In a few days time CIGI ’12 will be held in Waterloo. While the topics cover a wide range of governance issues, it is clear that international governance questions (notably in the financial sphere) will play an important part. At the risk of neglecting some of the governance challenges facing the international community, it is worth devoting a little space to how developments in Europe are coloring the global community’s ability to deal with the many other economic governance problems it faces.
Former UN Under-Secretary General José Antonio Ocampo to deliver keynote at CIGI conference on financial crisis
Does the world really have a monetary system – or not? “The Global Monetary Non-system” is the provocative title of a public keynote address to be delivered in Waterloo by José Antonio Ocampo, former United Nations Under-Secretary-General for Economic and Social Affairs and formerly Colombia’s Minister of Finance and Public Credit.
“It can be difficult to be in a group with a rising economic power like Brazil [that] can be self-centred in its pursuit of its agenda,” says Bessma Momani, commenting on a reshuffling of the lenders' board of directors at the International Monetary Fund.
If the data are mixed, then one can readily understand why the C.D. Howe’s Monetary Policy Council (MPC), on which I sit, has been divided of late. Some see the near future — the MPC provides a one year ahead interest rate track — as requiring a further tightening of monetary policy while others, myself included, see the future in bleaker terms.
At the International Monetary Fund (IMF) and World Bank Group annual meetings in Tokyo, the European economic crisis was never off the agenda and often took centre stage in panel discussions. Now adding this issue to another IMF report on how much fiscal adjustment is too much, we saw a very exciting and relevant debate that meeting participants will not soon forget.

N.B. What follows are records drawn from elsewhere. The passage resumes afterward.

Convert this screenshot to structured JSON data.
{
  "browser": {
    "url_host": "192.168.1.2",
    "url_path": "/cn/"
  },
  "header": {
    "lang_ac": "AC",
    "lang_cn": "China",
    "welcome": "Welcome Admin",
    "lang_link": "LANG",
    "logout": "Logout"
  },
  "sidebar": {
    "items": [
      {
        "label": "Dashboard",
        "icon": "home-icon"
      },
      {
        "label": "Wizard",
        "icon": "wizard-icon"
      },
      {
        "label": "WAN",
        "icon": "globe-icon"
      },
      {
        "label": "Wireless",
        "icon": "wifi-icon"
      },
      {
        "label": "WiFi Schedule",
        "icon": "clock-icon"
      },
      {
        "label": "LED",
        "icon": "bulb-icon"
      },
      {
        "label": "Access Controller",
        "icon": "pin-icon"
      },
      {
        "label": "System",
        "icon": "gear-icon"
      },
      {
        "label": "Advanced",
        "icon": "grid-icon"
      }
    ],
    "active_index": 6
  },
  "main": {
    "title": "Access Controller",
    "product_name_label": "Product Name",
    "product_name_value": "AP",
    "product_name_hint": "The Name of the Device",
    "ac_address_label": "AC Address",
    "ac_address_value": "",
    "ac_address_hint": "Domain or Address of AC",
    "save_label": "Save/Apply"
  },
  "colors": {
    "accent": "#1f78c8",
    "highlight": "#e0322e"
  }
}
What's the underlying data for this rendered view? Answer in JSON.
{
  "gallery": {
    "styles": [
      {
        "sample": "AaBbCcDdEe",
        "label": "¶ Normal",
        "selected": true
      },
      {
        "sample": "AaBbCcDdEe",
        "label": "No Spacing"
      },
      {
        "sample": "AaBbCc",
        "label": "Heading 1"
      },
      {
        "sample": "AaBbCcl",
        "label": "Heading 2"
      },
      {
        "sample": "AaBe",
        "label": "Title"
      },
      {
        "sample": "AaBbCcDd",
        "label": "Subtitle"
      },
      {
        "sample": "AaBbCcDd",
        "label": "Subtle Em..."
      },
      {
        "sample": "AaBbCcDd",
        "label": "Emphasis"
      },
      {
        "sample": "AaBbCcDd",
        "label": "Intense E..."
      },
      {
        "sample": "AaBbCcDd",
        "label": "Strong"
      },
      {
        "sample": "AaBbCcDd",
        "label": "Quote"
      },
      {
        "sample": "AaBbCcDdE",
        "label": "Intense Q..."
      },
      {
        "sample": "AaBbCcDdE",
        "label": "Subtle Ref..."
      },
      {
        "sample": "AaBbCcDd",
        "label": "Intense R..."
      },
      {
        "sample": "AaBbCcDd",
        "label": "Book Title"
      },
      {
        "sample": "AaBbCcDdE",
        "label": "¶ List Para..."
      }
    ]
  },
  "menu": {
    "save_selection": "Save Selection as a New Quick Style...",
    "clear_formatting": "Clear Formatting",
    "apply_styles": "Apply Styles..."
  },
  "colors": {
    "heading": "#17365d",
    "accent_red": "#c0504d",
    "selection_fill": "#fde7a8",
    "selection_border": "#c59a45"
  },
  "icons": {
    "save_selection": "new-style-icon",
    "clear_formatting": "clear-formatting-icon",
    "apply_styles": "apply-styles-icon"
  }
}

“The world got the impression that this archipelago had been fried by radiation and it wasn’t safe to go,” says CIGI Senior Fellow Paul Blustein. "People landing in Tokyo may be shocked to see just how comfortable and well-to-do this place really is.”
“There is no going back to protectionism,” Ambassador of the People's Republic of China to Canada Zhang Junsai said in his address at CIGI.
At the IMF and World Bank Group annual meetings in Tokyo, CIGI in cooperation with the UN Department of Economic and Social Affairs held an important session on “Facilitating International Adjustment through Timely Debt Resolution.” The panelists were a who's who of practitioners, academics and IMF representatives. While no consensus was reached on what is the right balance between austerity and growth in sovereign debt restructuring, the timing of the panel couldn't be more relevant.
"Beijing still needs to look carefully at the limits of key European states in backing such mechanisms and then determine how much support it is willing to give," says CIGI Senior Fellow and China Research Chair Gregory Chin, commenting on the establishment of the European Stability Mechanism.